Innovation, then, includes both an actual moving from an inferior to a superior position, and also a re-appraisal of the situation itself, looking for small difficulties to expand. Another way to put this is that one state is not replaced utterly by another, but rather than the second state is different, and only related to the first at certain points. Innovation exists when those points are many.

The original cronut, from

The original cronut, from

It is, perhaps, needless to say that economies also work this way. As more people want to generate wealth for themselves, there is constant pressure to carve out new economic generators where no one had previously seen them.

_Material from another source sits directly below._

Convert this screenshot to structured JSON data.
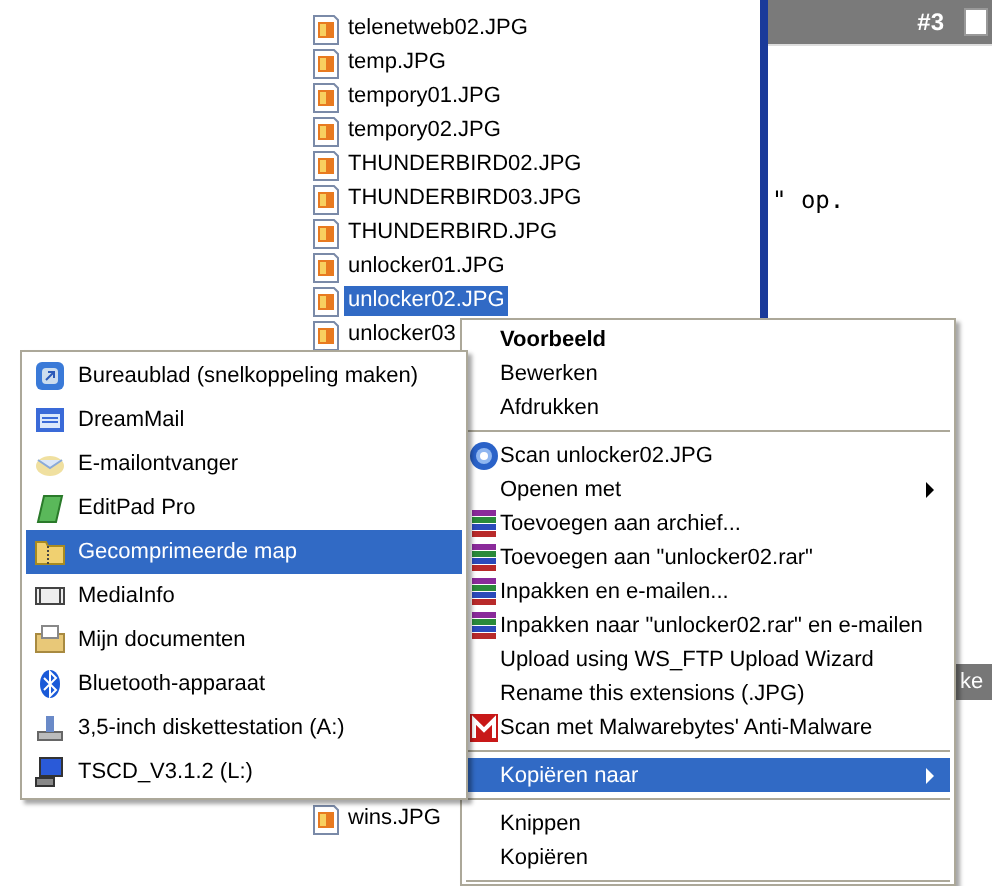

For instance: cronuts. In those early, barren days (a couple of years ago), we only had donuts and croissants. Oh the suffering we lived with in those dark days! Then NY’s Dominique Ansel Bakery combined these and a new pastry (and to new way to make money) appeared.

(As an aside and further fractal-life crenellation of the fecundity of innovation, here in Atlanta we have innovated a response to the cronut: the doughssant. And, here is a banker’s dozen (I just made that up to refer to eleven of something – INNOVATION!): “Shameless Cronut Knockoffs from Around the World” and “THE WORLD’S FIRST INTERACTIVE CRONUT- (AND CRONUT IMPOSTOR-) FINDING MAP.” It is, again, needless to say that if cronuts are questionably innovative, then reportage on fro-nuts is so to a second degree.)

(Disclosure: I haven’t actually eaten a cronut.)

Placed in the context of global hunger and resource management, of course the idea that bakers are spending their time and energy seeking to eke out one more niche pastry to tempt luxury-seekers, some rather serious ethical questions arise. However, one doesn’t encounter serious personal ethical considerations when the purported innovation is something a person is truly free to choose not to buy. Nothing in my life (or anyone’s?) makes buying cronuts more necessary to me than buying either croissants or donuts. (Let’s accept for the moment that buying either of this is necessary.) So, the fact that there are cronuts (etc.) out there doesn’t force me, or their makers, into an ethical confrontation.

Some part of this rumination springs not merely from an inveterate fascination with cake and baked treats, but also in consideration of innovating technology for education, including ebooks, elearning, etc. And here a personal ethical question does rise up. An individual’s relationship to an ebook is (one hopes) different from one’s relationship to cronuts because a person wishing to learn about something might have a “need” relationship with the ebook, rather than merely a “want” relationship. However, like cronuts, ebooks remain tools of those with means. As a corollary to this, those who are excited about cronuts are also those who need not worry about where their next meal comes from, and those most excited about cronuts are those who never need to worry about where their next meal comes from. By analogy, those who are the most excited about ebooks are also those who need never worry about being plugged into the most innovative technology. The danger, then, is accepting without consideration of this relationship the conviction and urging of the technophiles (the “hype”) because it rests upon conditions that exist only for a few. Education, I hope we can agree, should be open equally to all.